* [Task]
Retype every line below precisely as it appears.

[Interface dataset entries]
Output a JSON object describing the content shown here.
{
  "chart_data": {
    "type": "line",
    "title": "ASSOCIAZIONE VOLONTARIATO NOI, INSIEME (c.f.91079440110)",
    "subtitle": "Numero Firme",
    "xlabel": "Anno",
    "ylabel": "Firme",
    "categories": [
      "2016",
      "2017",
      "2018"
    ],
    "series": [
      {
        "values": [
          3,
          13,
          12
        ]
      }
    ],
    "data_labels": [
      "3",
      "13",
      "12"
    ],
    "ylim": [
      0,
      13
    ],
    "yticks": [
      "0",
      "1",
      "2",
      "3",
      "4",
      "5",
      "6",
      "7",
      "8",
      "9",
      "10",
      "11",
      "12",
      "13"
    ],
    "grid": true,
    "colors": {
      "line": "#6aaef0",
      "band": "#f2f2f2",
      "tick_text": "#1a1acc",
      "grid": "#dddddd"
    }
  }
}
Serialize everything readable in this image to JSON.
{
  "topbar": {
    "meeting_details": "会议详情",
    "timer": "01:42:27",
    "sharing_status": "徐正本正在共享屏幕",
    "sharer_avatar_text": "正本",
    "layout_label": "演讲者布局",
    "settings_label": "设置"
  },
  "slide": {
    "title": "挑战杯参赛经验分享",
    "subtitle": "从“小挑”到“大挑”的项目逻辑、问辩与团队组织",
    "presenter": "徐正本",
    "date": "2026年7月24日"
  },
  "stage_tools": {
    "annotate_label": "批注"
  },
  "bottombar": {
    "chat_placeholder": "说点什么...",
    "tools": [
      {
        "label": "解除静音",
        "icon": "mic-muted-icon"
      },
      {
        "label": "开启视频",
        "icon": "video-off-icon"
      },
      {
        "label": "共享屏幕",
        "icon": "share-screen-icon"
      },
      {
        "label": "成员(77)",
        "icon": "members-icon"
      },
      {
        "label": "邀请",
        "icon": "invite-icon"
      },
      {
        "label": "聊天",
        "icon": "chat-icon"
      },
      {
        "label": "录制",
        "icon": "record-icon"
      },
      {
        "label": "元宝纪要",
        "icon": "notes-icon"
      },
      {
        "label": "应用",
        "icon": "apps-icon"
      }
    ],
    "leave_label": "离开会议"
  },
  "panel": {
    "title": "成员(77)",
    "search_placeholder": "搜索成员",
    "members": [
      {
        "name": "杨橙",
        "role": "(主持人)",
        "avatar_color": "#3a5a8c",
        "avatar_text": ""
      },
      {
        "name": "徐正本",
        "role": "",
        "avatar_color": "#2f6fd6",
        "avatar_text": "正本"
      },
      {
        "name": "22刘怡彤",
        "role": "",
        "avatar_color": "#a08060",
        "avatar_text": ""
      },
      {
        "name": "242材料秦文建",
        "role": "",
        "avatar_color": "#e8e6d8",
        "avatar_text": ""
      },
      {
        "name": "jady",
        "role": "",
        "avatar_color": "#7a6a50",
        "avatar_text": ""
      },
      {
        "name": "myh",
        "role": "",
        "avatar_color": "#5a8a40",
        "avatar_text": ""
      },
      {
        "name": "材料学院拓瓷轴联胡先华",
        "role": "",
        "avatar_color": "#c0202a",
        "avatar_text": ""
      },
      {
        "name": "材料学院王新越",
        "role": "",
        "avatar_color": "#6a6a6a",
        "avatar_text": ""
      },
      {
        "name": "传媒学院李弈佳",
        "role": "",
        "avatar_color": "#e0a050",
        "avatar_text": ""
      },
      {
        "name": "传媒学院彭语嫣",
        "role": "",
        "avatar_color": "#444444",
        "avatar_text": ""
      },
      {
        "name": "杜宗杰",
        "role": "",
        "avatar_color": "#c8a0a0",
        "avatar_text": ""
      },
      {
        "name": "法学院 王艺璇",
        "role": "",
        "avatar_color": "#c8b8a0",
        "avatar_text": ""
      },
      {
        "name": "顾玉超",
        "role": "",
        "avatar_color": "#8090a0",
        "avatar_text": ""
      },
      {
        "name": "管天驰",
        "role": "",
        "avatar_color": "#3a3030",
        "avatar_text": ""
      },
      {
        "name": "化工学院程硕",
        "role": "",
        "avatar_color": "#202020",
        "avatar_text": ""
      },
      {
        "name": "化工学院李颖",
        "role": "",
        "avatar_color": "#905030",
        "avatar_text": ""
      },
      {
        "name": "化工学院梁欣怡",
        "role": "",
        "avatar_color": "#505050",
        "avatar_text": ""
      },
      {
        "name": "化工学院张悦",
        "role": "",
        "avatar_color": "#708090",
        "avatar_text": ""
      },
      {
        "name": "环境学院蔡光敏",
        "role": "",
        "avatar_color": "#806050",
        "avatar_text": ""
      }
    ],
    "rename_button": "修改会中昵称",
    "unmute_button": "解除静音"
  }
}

* [Result for this exercise]
Output a JSON object describing the content shown here.
{
  "chart_data": {
    "type": "line",
    "title": "ASSOCIAZIONE VOLONTARIATO NOI, INSIEME (c.f.91079440110)",
    "subtitle": "Numero Firme",
    "xlabel": "Anno",
    "ylabel": "Firme",
    "categories": [
      "2016",
      "2017",
      "2018"
    ],
    "series": [
      {
        "values": [
          3,
          13,
          12
        ]
      }
    ],
    "data_labels": [
      "3",
      "13",
      "12"
    ],
    "ylim": [
      0,
      13
    ],
    "yticks": [
      "0",
      "1",
      "2",
      "3",
      "4",
      "5",
      "6",
      "7",
      "8",
      "9",
      "10",
      "11",
      "12",
      "13"
    ],
    "grid": true,
    "colors": {
      "line": "#6aaef0",
      "band": "#f2f2f2",
      "tick_text": "#1a1acc",
      "grid": "#dddddd"
    }
  }
}
Serialize everything readable in this image to JSON.
{
  "topbar": {
    "meeting_details": "会议详情",
    "timer": "01:42:27",
    "sharing_status": "徐正本正在共享屏幕",
    "sharer_avatar_text": "正本",
    "layout_label": "演讲者布局",
    "settings_label": "设置"
  },
  "slide": {
    "title": "挑战杯参赛经验分享",
    "subtitle": "从“小挑”到“大挑”的项目逻辑、问辩与团队组织",
    "presenter": "徐正本",
    "date": "2026年7月24日"
  },
  "stage_tools": {
    "annotate_label": "批注"
  },
  "bottombar": {
    "chat_placeholder": "说点什么...",
    "tools": [
      {
        "label": "解除静音",
        "icon": "mic-muted-icon"
      },
      {
        "label": "开启视频",
        "icon": "video-off-icon"
      },
      {
        "label": "共享屏幕",
        "icon": "share-screen-icon"
      },
      {
        "label": "成员(77)",
        "icon": "members-icon"
      },
      {
        "label": "邀请",
        "icon": "invite-icon"
      },
      {
        "label": "聊天",
        "icon": "chat-icon"
      },
      {
        "label": "录制",
        "icon": "record-icon"
      },
      {
        "label": "元宝纪要",
        "icon": "notes-icon"
      },
      {
        "label": "应用",
        "icon": "apps-icon"
      }
    ],
    "leave_label": "离开会议"
  },
  "panel": {
    "title": "成员(77)",
    "search_placeholder": "搜索成员",
    "members": [
      {
        "name": "杨橙",
        "role": "(主持人)",
        "avatar_color": "#3a5a8c",
        "avatar_text": ""
      },
      {
        "name": "徐正本",
        "role": "",
        "avatar_color": "#2f6fd6",
        "avatar_text": "正本"
      },
      {
        "name": "22刘怡彤",
        "role": "",
        "avatar_color": "#a08060",
        "avatar_text": ""
      },
      {
        "name": "242材料秦文建",
        "role": "",
        "avatar_color": "#e8e6d8",
        "avatar_text": ""
      },
      {
        "name": "jady",
        "role": "",
        "avatar_color": "#7a6a50",
        "avatar_text": ""
      },
      {
        "name": "myh",
        "role": "",
        "avatar_color": "#5a8a40",
        "avatar_text": ""
      },
      {
        "name": "材料学院拓瓷轴联胡先华",
        "role": "",
        "avatar_color": "#c0202a",
        "avatar_text": ""
      },
      {
        "name": "材料学院王新越",
        "role": "",
        "avatar_color": "#6a6a6a",
        "avatar_text": ""
      },
      {
        "name": "传媒学院李弈佳",
        "role": "",
        "avatar_color": "#e0a050",
        "avatar_text": ""
      },
      {
        "name": "传媒学院彭语嫣",
        "role": "",
        "avatar_color": "#444444",
        "avatar_text": ""
      },
      {
        "name": "杜宗杰",
        "role": "",
        "avatar_color": "#c8a0a0",
        "avatar_text": ""
      },
      {
        "name": "法学院 王艺璇",
        "role": "",
        "avatar_color": "#c8b8a0",
        "avatar_text": ""
      },
      {
        "name": "顾玉超",
        "role": "",
        "avatar_color": "#8090a0",
        "avatar_text": ""
      },
      {
        "name": "管天驰",
        "role": "",
        "avatar_color": "#3a3030",
        "avatar_text": ""
      },
      {
        "name": "化工学院程硕",
        "role": "",
        "avatar_color": "#202020",
        "avatar_text": ""
      },
      {
        "name": "化工学院李颖",
        "role": "",
        "avatar_color": "#905030",
        "avatar_text": ""
      },
      {
        "name": "化工学院梁欣怡",
        "role": "",
        "avatar_color": "#505050",
        "avatar_text": ""
      },
      {
        "name": "化工学院张悦",
        "role": "",
        "avatar_color": "#708090",
        "avatar_text": ""
      },
      {
        "name": "环境学院蔡光敏",
        "role": "",
        "avatar_color": "#806050",
        "avatar_text": ""
      }
    ],
    "rename_button": "修改会中昵称",
    "unmute_button": "解除静音"
  }
}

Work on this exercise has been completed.